[[ DATASET, beginning ]]

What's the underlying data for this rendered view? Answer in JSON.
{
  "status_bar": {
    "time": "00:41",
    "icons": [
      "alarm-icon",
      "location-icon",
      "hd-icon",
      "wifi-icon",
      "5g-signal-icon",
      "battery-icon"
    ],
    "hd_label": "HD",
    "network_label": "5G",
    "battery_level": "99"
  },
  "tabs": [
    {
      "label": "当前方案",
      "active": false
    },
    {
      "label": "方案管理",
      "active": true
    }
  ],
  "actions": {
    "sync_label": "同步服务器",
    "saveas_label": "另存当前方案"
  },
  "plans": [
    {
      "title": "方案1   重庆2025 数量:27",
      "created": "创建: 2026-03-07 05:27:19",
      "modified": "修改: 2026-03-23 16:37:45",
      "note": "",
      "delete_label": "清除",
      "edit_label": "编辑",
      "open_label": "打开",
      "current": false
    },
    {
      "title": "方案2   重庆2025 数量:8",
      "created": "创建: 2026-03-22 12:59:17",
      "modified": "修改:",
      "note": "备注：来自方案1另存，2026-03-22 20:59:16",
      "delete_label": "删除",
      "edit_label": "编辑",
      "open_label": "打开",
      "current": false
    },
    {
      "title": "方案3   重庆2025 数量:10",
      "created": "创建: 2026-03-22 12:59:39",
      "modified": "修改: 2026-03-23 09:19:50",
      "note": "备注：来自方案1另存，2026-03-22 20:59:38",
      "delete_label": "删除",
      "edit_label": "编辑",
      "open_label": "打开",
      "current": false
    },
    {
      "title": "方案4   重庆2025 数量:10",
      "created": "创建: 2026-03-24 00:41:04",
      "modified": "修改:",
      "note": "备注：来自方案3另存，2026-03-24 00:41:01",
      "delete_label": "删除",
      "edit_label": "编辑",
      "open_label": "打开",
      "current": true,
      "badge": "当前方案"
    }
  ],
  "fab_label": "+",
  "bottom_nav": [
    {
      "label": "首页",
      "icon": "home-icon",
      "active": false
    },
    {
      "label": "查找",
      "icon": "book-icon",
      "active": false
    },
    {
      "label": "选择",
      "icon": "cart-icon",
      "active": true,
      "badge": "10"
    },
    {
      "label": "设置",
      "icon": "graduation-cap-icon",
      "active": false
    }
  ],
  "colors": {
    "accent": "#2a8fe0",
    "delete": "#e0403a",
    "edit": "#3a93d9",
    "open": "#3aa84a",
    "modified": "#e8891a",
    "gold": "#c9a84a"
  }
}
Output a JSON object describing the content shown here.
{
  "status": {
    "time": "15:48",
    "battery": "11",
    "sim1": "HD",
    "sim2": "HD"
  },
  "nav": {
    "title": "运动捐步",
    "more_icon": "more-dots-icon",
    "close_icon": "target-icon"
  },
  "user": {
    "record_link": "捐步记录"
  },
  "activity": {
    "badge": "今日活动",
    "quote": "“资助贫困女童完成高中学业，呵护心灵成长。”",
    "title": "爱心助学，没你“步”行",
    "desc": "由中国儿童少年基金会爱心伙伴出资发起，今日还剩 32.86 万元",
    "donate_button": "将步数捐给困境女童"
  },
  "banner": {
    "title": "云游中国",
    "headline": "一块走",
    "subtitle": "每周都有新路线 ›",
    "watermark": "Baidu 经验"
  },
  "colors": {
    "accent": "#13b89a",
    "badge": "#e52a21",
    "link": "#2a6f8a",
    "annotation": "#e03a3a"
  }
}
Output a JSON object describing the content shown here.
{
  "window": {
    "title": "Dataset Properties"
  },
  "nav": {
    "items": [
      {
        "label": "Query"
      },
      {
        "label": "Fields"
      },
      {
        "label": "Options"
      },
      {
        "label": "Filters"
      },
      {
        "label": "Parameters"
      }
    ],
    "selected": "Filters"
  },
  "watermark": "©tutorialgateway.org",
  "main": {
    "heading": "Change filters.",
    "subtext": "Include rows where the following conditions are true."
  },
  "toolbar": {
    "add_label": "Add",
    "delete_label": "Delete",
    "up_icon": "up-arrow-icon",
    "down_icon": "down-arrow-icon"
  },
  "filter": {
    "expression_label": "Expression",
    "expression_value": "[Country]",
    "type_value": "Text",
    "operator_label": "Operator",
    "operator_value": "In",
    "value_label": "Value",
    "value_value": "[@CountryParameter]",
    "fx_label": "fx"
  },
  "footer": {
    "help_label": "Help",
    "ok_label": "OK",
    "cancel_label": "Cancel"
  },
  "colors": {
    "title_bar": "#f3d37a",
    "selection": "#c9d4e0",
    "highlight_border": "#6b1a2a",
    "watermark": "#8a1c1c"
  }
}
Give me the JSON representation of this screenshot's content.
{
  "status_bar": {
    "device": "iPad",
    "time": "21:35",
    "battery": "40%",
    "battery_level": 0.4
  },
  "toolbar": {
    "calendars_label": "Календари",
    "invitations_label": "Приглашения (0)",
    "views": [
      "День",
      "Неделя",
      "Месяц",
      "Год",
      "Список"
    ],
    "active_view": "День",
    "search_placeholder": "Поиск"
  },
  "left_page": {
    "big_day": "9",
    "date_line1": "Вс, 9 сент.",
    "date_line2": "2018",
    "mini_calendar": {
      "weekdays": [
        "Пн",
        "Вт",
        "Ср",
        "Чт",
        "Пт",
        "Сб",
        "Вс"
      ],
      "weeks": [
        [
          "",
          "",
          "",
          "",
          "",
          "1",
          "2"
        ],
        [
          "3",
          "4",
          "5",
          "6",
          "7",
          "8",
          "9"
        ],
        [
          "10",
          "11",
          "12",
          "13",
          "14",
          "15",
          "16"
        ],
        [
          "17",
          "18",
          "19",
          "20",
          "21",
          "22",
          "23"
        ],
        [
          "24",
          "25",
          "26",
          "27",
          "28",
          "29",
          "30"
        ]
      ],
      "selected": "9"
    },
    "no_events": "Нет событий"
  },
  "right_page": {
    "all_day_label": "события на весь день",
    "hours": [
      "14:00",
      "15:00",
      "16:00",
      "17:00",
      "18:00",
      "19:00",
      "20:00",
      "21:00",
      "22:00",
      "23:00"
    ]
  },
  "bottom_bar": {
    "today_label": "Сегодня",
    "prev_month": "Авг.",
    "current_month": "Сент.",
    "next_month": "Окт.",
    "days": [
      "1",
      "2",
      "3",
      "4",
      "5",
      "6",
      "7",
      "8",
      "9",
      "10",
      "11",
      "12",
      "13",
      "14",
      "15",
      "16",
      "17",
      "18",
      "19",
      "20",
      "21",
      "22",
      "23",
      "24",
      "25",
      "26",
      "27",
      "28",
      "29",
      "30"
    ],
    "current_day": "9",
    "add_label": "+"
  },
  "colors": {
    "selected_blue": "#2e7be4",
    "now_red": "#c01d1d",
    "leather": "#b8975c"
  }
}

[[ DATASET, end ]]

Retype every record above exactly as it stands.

What's the underlying data for this rendered view? Answer in JSON.
{
  "status_bar": {
    "time": "00:41",
    "icons": [
      "alarm-icon",
      "location-icon",
      "hd-icon",
      "wifi-icon",
      "5g-signal-icon",
      "battery-icon"
    ],
    "hd_label": "HD",
    "network_label": "5G",
    "battery_level": "99"
  },
  "tabs": [
    {
      "label": "当前方案",
      "active": false
    },
    {
      "label": "方案管理",
      "active": true
    }
  ],
  "actions": {
    "sync_label": "同步服务器",
    "saveas_label": "另存当前方案"
  },
  "plans": [
    {
      "title": "方案1   重庆2025 数量:27",
      "created": "创建: 2026-03-07 05:27:19",
      "modified": "修改: 2026-03-23 16:37:45",
      "note": "",
      "delete_label": "清除",
      "edit_label": "编辑",
      "open_label": "打开",
      "current": false
    },
    {
      "title": "方案2   重庆2025 数量:8",
      "created": "创建: 2026-03-22 12:59:17",
      "modified": "修改:",
      "note": "备注：来自方案1另存，2026-03-22 20:59:16",
      "delete_label": "删除",
      "edit_label": "编辑",
      "open_label": "打开",
      "current": false
    },
    {
      "title": "方案3   重庆2025 数量:10",
      "created": "创建: 2026-03-22 12:59:39",
      "modified": "修改: 2026-03-23 09:19:50",
      "note": "备注：来自方案1另存，2026-03-22 20:59:38",
      "delete_label": "删除",
      "edit_label": "编辑",
      "open_label": "打开",
      "current": false
    },
    {
      "title": "方案4   重庆2025 数量:10",
      "created": "创建: 2026-03-24 00:41:04",
      "modified": "修改:",
      "note": "备注：来自方案3另存，2026-03-24 00:41:01",
      "delete_label": "删除",
      "edit_label": "编辑",
      "open_label": "打开",
      "current": true,
      "badge": "当前方案"
    }
  ],
  "fab_label": "+",
  "bottom_nav": [
    {
      "label": "首页",
      "icon": "home-icon",
      "active": false
    },
    {
      "label": "查找",
      "icon": "book-icon",
      "active": false
    },
    {
      "label": "选择",
      "icon": "cart-icon",
      "active": true,
      "badge": "10"
    },
    {
      "label": "设置",
      "icon": "graduation-cap-icon",
      "active": false
    }
  ],
  "colors": {
    "accent": "#2a8fe0",
    "delete": "#e0403a",
    "edit": "#3a93d9",
    "open": "#3aa84a",
    "modified": "#e8891a",
    "gold": "#c9a84a"
  }
}
Output a JSON object describing the content shown here.
{
  "status": {
    "time": "15:48",
    "battery": "11",
    "sim1": "HD",
    "sim2": "HD"
  },
  "nav": {
    "title": "运动捐步",
    "more_icon": "more-dots-icon",
    "close_icon": "target-icon"
  },
  "user": {
    "record_link": "捐步记录"
  },
  "activity": {
    "badge": "今日活动",
    "quote": "“资助贫困女童完成高中学业，呵护心灵成长。”",
    "title": "爱心助学，没你“步”行",
    "desc": "由中国儿童少年基金会爱心伙伴出资发起，今日还剩 32.86 万元",
    "donate_button": "将步数捐给困境女童"
  },
  "banner": {
    "title": "云游中国",
    "headline": "一块走",
    "subtitle": "每周都有新路线 ›",
    "watermark": "Baidu 经验"
  },
  "colors": {
    "accent": "#13b89a",
    "badge": "#e52a21",
    "link": "#2a6f8a",
    "annotation": "#e03a3a"
  }
}
Output a JSON object describing the content shown here.
{
  "window": {
    "title": "Dataset Properties"
  },
  "nav": {
    "items": [
      {
        "label": "Query"
      },
      {
        "label": "Fields"
      },
      {
        "label": "Options"
      },
      {
        "label": "Filters"
      },
      {
        "label": "Parameters"
      }
    ],
    "selected": "Filters"
  },
  "watermark": "©tutorialgateway.org",
  "main": {
    "heading": "Change filters.",
    "subtext": "Include rows where the following conditions are true."
  },
  "toolbar": {
    "add_label": "Add",
    "delete_label": "Delete",
    "up_icon": "up-arrow-icon",
    "down_icon": "down-arrow-icon"
  },
  "filter": {
    "expression_label": "Expression",
    "expression_value": "[Country]",
    "type_value": "Text",
    "operator_label": "Operator",
    "operator_value": "In",
    "value_label": "Value",
    "value_value": "[@CountryParameter]",
    "fx_label": "fx"
  },
  "footer": {
    "help_label": "Help",
    "ok_label": "OK",
    "cancel_label": "Cancel"
  },
  "colors": {
    "title_bar": "#f3d37a",
    "selection": "#c9d4e0",
    "highlight_border": "#6b1a2a",
    "watermark": "#8a1c1c"
  }
}
Give me the JSON representation of this screenshot's content.
{
  "status_bar": {
    "device": "iPad",
    "time": "21:35",
    "battery": "40%",
    "battery_level": 0.4
  },
  "toolbar": {
    "calendars_label": "Календари",
    "invitations_label": "Приглашения (0)",
    "views": [
      "День",
      "Неделя",
      "Месяц",
      "Год",
      "Список"
    ],
    "active_view": "День",
    "search_placeholder": "Поиск"
  },
  "left_page": {
    "big_day": "9",
    "date_line1": "Вс, 9 сент.",
    "date_line2": "2018",
    "mini_calendar": {
      "weekdays": [
        "Пн",
        "Вт",
        "Ср",
        "Чт",
        "Пт",
        "Сб",
        "Вс"
      ],
      "weeks": [
        [
          "",
          "",
          "",
          "",
          "",
          "1",
          "2"
        ],
        [
          "3",
          "4",
          "5",
          "6",
          "7",
          "8",
          "9"
        ],
        [
          "10",
          "11",
          "12",
          "13",
          "14",
          "15",
          "16"
        ],
        [
          "17",
          "18",
          "19",
          "20",
          "21",
          "22",
          "23"
        ],
        [
          "24",
          "25",
          "26",
          "27",
          "28",
          "29",
          "30"
        ]
      ],
      "selected": "9"
    },
    "no_events": "Нет событий"
  },
  "right_page": {
    "all_day_label": "события на весь день",
    "hours": [
      "14:00",
      "15:00",
      "16:00",
      "17:00",
      "18:00",
      "19:00",
      "20:00",
      "21:00",
      "22:00",
      "23:00"
    ]
  },
  "bottom_bar": {
    "today_label": "Сегодня",
    "prev_month": "Авг.",
    "current_month": "Сент.",
    "next_month": "Окт.",
    "days": [
      "1",
      "2",
      "3",
      "4",
      "5",
      "6",
      "7",
      "8",
      "9",
      "10",
      "11",
      "12",
      "13",
      "14",
      "15",
      "16",
      "17",
      "18",
      "19",
      "20",
      "21",
      "22",
      "23",
      "24",
      "25",
      "26",
      "27",
      "28",
      "29",
      "30"
    ],
    "current_day": "9",
    "add_label": "+"
  },
  "colors": {
    "selected_blue": "#2e7be4",
    "now_red": "#c01d1d",
    "leather": "#b8975c"
  }
}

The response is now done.